”I’m a big fan of starting small. Trying differrent things to see which one works and which one doesn’t. And iterating based on feedback” – Moses Auma
The historic book; How to Win Friends and Influence People by Dale Carnegie has sold more than 15 million copies all over the world! But it is not the volume of sales and revenue collected that matters, it is the new found magic how this book was started that really matter. It was started small, very small. And that is the achievement.
While giving a talk to a group of people, Carnegie said “I prepared a short talk. I called it ‘How to Win Friends and influence People. I say ‘short.’ It was short in the begining but it soon expanded to a lecture that consumed one hour thirty minutes.”
After delivering this talk, Dale found that the attendees started discussing their experiences and some ‘rules’emerged. Ultimately, the talk became a course and a need for a textbook of sorts emerged. Here is Carnegie on how the famous book became a reality:
“We started with a set of rules printed on a card no larger than a postcard. The next season we printed a larger card, then a leaflet, then a series of leaflets, each one expanding in size and scope. After fifteen years of experimentation and research came this book”
Yet still, we know that Richard Branson started the Virgin brand with a Student Magazine, but Virgin and Canergie’s book are just two of the many examples which shows that the reality is counterintuitive: truly, the best things we know and adore started as tiny things with almost inconceivable future.
Life isn’t defined by epiphanies, big or grand starts. I’ve always felt life is better defined by lots of small starts and finishes. No supreme moments of clarity, just decisions to try something slightly more challenging than the day before.
I’ve noticed that great things almost always start small. I find similarly that some of the most important achievements I’ve made started as little projects. OneStepBeyond itself is a great example. It started as a short service messages sent to my contacts and classmates via WhatsApp. When I realised people received my messages with positive affirmation, it hit me that I could put pen to paper.
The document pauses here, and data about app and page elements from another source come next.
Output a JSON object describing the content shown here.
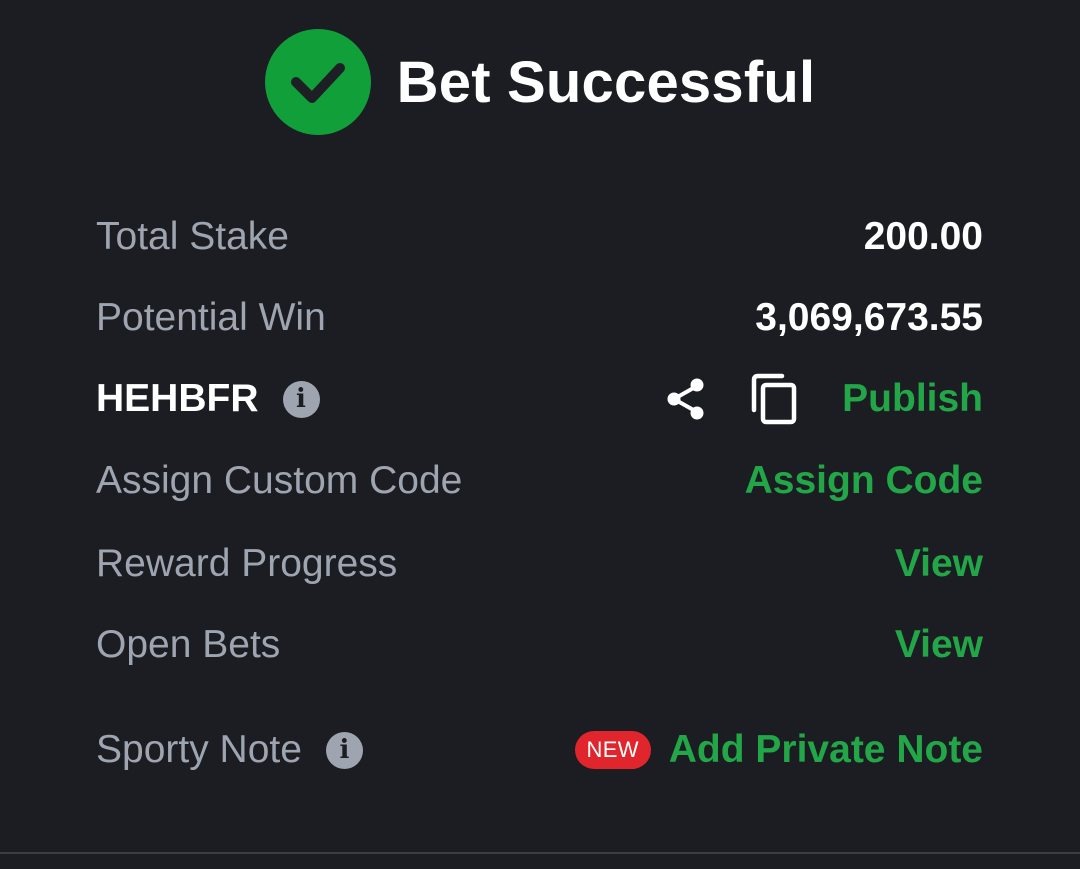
{
  "header": {
    "title": "Bet Successful"
  },
  "summary": {
    "total_stake_label": "Total Stake",
    "total_stake_value": "200.00",
    "potential_win_label": "Potential Win",
    "potential_win_value": "3,069,673.55"
  },
  "booking": {
    "code": "HEHBFR",
    "info_icon": "info-icon",
    "share_icon": "share-icon",
    "copy_icon": "copy-icon",
    "publish_label": "Publish"
  },
  "custom_code": {
    "label": "Assign Custom Code",
    "action_label": "Assign Code"
  },
  "reward_progress": {
    "label": "Reward Progress",
    "action_label": "View"
  },
  "open_bets": {
    "label": "Open Bets",
    "action_label": "View"
  },
  "sporty_note": {
    "label": "Sporty Note",
    "info_icon": "info-icon",
    "badge": "NEW",
    "action_label": "Add Private Note"
  },
  "colors": {
    "background": "#1b1d22",
    "accent_green": "#22a647",
    "success_circle": "#119f3a",
    "badge_red": "#e0252c",
    "muted_text": "#9ea4b0"
  }
}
Then I asked magazine Reel to be given a column to pen down a few inpiring words. After one year of consistent contribution, I realised I could create and maintain a blog as part of giving back to the society what I have been privileged to learn from others. Many small starts and small projects, evolving a direction as I went. And I have witnessed OneStepBeyond grow into the most authoritative blog for success, the only journey that the youth need as a manual for success.
We all love to be part of big things. But that leaves all of us looking for big moments. For instance, an agribusiness management graduate will look forward to a bigger job position and huge perks. But you have to start somewhere, continously aligning yourself with the right skills managers look for that grants you such a lofty position. We can’t arrive at success by one magic wand, we have to be patiently working hard at each stage. Small starts don’t need to be perfectly correct, they just need to move you another step further towards the goal.
The art of starting small demands that you don’t wait to jump into your dreams, if your life is inclined towards business, why not start hawking lollipops or ‘kangumu’ or credit cards to your campus friends? If you intend to become a politician, why not contest a campus election and lose? If you want to become a writer, why not start a free wordpress account and fumble? If you want to become a political analyst, why not take your time to study the lives of the existing gurus in that field first?
It is essentially not so bad to have ambitious thoughts. And depending on the type of an individual, one either think big too much or don’t think big enough. It is those who think big too much who should need to pay attention to this post the more.
The day you busk in your success is the day you will be thankful you started small.